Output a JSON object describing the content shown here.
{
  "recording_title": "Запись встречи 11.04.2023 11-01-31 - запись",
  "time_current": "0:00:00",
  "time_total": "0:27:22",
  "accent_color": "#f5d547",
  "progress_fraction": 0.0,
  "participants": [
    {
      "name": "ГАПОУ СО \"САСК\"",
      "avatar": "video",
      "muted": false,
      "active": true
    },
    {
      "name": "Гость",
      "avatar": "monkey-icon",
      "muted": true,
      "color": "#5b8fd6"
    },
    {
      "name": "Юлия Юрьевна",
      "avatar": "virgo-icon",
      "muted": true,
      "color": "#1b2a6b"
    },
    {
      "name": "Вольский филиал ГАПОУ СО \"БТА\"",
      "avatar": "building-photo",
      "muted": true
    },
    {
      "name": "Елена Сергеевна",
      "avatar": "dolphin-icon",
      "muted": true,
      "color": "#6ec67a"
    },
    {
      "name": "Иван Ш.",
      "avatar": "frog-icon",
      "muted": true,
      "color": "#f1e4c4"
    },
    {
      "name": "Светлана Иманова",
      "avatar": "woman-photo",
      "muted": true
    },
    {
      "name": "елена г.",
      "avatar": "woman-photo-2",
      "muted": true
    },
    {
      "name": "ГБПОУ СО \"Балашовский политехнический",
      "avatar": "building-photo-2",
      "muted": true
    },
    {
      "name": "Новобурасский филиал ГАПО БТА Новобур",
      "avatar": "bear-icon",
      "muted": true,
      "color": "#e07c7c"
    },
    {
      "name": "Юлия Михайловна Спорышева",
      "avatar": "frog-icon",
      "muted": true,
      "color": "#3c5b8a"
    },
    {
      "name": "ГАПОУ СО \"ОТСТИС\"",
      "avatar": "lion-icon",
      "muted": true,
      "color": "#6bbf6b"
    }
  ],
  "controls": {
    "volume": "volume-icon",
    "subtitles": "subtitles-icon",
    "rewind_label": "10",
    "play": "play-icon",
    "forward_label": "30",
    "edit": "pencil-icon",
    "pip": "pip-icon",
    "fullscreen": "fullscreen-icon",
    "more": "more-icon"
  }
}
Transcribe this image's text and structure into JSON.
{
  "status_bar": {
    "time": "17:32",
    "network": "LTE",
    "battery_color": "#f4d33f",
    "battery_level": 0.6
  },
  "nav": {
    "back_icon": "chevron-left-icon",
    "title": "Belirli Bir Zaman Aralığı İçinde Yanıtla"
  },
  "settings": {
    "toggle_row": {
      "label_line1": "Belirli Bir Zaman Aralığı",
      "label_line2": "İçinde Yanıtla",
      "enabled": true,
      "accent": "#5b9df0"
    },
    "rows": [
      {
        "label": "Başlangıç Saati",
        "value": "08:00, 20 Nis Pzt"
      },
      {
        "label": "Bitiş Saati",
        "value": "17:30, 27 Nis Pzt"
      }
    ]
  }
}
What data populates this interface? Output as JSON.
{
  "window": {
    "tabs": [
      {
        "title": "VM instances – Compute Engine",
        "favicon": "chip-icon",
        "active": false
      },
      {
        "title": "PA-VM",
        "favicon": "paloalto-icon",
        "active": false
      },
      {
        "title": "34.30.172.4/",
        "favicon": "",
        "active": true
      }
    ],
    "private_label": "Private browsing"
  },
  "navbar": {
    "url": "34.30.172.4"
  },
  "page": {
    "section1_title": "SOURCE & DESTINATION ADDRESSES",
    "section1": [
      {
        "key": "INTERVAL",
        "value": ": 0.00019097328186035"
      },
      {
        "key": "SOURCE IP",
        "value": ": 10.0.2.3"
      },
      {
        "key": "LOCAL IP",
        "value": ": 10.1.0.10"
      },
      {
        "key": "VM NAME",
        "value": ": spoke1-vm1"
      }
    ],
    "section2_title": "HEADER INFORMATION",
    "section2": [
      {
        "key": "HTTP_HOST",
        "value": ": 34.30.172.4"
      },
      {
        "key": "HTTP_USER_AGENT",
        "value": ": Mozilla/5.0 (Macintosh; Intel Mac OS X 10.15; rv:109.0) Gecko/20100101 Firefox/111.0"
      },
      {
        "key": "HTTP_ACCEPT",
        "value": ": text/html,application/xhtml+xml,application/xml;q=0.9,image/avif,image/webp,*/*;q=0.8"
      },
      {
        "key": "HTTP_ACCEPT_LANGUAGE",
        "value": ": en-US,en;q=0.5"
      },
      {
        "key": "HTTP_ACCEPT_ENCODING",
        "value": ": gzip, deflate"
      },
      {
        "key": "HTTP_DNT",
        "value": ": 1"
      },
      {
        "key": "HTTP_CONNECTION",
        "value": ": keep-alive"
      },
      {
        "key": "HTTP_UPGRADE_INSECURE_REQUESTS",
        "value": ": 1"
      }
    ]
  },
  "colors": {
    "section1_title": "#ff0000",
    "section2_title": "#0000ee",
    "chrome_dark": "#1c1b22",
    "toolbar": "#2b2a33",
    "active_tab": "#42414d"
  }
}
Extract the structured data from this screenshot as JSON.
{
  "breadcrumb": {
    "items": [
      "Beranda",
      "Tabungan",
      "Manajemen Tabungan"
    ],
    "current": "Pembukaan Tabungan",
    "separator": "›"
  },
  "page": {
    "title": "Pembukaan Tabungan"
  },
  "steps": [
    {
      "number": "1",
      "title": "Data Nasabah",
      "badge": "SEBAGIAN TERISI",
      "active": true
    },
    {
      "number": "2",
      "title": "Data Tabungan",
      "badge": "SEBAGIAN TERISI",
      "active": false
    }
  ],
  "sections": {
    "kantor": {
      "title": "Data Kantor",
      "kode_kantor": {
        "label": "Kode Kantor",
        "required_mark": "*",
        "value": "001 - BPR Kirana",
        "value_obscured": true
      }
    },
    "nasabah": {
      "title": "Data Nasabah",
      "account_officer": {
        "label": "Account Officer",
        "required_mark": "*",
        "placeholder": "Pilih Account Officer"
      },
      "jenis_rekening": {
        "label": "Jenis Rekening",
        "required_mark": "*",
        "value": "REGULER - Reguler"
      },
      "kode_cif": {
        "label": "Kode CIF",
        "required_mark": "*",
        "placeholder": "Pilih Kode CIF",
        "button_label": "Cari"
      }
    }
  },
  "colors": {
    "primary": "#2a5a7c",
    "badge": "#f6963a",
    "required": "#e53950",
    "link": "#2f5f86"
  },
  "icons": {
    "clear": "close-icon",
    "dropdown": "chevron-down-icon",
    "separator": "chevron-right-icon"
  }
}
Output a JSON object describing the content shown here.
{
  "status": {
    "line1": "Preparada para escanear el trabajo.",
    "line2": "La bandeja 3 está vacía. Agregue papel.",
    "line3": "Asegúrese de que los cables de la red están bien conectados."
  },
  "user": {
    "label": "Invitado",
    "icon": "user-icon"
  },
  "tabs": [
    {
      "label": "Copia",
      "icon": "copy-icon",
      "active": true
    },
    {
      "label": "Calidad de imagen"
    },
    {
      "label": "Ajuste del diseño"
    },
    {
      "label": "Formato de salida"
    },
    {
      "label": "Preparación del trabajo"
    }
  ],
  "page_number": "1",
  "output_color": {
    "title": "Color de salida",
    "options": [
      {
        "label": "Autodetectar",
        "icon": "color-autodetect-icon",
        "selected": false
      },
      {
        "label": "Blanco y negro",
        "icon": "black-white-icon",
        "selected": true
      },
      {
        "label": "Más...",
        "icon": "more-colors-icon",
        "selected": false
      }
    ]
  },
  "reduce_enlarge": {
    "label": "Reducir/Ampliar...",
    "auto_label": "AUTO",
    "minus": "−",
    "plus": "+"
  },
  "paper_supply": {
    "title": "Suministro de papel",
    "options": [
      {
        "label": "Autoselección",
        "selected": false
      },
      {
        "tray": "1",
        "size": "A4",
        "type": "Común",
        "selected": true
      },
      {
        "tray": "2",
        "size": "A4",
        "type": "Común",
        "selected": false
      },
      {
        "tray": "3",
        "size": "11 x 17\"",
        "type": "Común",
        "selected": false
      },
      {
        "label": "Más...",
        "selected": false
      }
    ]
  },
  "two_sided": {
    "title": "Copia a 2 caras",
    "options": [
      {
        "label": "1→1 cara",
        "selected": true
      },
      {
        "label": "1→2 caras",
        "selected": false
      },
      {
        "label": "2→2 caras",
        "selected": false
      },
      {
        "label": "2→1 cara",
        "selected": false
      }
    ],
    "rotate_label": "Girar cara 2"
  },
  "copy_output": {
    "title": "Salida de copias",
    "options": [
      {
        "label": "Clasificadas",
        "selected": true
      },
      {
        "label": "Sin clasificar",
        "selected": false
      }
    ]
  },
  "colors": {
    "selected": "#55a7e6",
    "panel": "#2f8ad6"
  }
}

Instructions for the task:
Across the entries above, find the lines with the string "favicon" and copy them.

Answer box:
        "favicon": "chip-icon",
        "favicon": "paloalto-icon",
        "favicon": "",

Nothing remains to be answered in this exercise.